Given that this week's dining column highlights Cucina Toscana restaurant, I thought it would be a good time to get familiar with the wines of Tuscany. It is, after all, Italy's quintessential wine region and the source of that country's most important red wines: Chianti, Vino Nobile di Montepulciano and Brunello di Montalcino.
It's been said there are no straight lines in Tuscany. Two-thirds of the region consists of undulating hills and rural roads that wind up and down, back and forth. Flat land is scarce, so vineyards are frequently planted on slopes of varying steepness. From the air, the middle of the Tuscany region where the wine zones are concentrated looks like a crazy quilt—a patchwork of vineyards and micro-climates that seem random and without logic. Napa it isn't.
Although there are serviceable white wines from the region, it's really known for its famous aforementioned reds, all of which are made from the sangiovese grape. One reason that wines made with this grape can taste so different is that there are numerous clones scattered throughout central Italy. But let's not get bogged down in clone minutiae.
Chianti: If you're old enough, you might associate Chianti with red-and-white checkered tablecloths and the wicker basket-wrapped bottles that some of it used to come in (and still does); the bottles often had a second life as candle holders. It has come a long way since then. Today's Chianti is made with food in mind. It's an often elegant, light-bodied red wine with soft tannins and a fair amount of acidity, which is why it's such a natural partner for pizza, pasta with red sauce, barbecued and grilled meats, cheeses and such. Most Chianti is affordable (less than $20 per bottle). Respectable producers include Coltibuono, DaVinci, Ruffino, Selvapiana, Straccali, Ricasoli, Querceto, Frescobaldi and Antinori.
Brunello di Montalcino: This is the most sought-after wine from Italy. It's also the most expensive. Brunello (meaning "the nice dark one") only accounts for around 3,000 acres of Tuscany's vineyards, as opposed to Chianti with closer to 41,000. It's a lavish, complex wine that typically is loaded with black fruit flavors, along with chocolate and leathery notes. It's required to be aged at least four years before release, and can continue to mature decades after that. I've never had the luxury of tasting it, but it's said that Biondi-Santi Brunello di Montalcino can be remarkable after 100 years of aging. This is the definitive prestigious wine from Italy, and priced accordingly.

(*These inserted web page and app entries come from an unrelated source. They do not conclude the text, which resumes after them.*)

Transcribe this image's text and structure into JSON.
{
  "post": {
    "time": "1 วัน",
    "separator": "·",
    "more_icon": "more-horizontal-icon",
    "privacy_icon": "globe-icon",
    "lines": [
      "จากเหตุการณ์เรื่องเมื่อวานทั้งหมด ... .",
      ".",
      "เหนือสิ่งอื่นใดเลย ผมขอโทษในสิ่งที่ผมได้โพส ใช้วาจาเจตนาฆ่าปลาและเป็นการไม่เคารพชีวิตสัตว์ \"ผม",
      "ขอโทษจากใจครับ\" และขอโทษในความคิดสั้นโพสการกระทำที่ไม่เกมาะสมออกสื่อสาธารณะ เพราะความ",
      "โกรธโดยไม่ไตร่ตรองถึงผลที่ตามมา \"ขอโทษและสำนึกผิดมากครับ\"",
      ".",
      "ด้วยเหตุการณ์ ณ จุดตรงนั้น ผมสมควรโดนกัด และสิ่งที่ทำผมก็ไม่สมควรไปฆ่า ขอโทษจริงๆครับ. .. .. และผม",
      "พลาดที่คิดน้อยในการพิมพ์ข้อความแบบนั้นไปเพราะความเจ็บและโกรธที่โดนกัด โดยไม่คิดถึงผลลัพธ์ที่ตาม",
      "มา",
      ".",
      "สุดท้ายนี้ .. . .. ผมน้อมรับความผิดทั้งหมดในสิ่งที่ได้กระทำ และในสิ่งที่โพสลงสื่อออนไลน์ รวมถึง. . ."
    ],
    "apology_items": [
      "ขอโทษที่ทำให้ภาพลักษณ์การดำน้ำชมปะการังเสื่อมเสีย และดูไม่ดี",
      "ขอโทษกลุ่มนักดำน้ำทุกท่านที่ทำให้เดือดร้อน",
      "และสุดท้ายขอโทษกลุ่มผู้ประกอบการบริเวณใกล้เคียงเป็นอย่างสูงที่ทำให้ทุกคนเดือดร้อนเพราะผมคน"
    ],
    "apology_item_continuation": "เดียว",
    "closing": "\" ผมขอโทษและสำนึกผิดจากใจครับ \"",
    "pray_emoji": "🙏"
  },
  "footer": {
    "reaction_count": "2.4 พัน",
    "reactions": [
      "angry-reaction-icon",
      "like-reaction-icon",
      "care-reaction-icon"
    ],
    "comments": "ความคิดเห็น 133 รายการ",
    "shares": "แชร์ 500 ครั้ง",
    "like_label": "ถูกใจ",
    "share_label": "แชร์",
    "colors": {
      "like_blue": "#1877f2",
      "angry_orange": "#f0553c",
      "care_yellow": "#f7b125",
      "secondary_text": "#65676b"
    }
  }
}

Producers to look for include Altesino, Argiano, Casanova dei Neri, Il Poggione, Poggio Antico and La Poderina.
Vino Nobile di Montepulciano: Finding good Vino Nobile can be a challenge, since so many are unbalanced. You want to look for ones with good acidity and spicy concentration. There's a lot of inferior Vino Nobile to be had out there, and you're usually in good hands purchasing riservas, which must be aged a minimum of three years. Among my favorite producers are Avignonesi, Poderi Boscarelli, Poliziano, DEI, Salcheto and Gracciano della Seta.
You can find Tuscan wines in your favorite wine store, of course. Or you could visit some of our local restaurants that shine a light on the wines of Tuscany. A few that come to mind are (naturally) Tuscany and Cucina Toscana, plus Stanza, Caffe Molise, Grappa, Valter's Osteria, Brio Tuscan Grille, Sea Salt, Veneto and Stoneground. BTG also serves an impressive range of Tuscan—and Italian wines in general—by the sip, splash or glass. So go out and grab yourself a taste of Tuscan sunshine.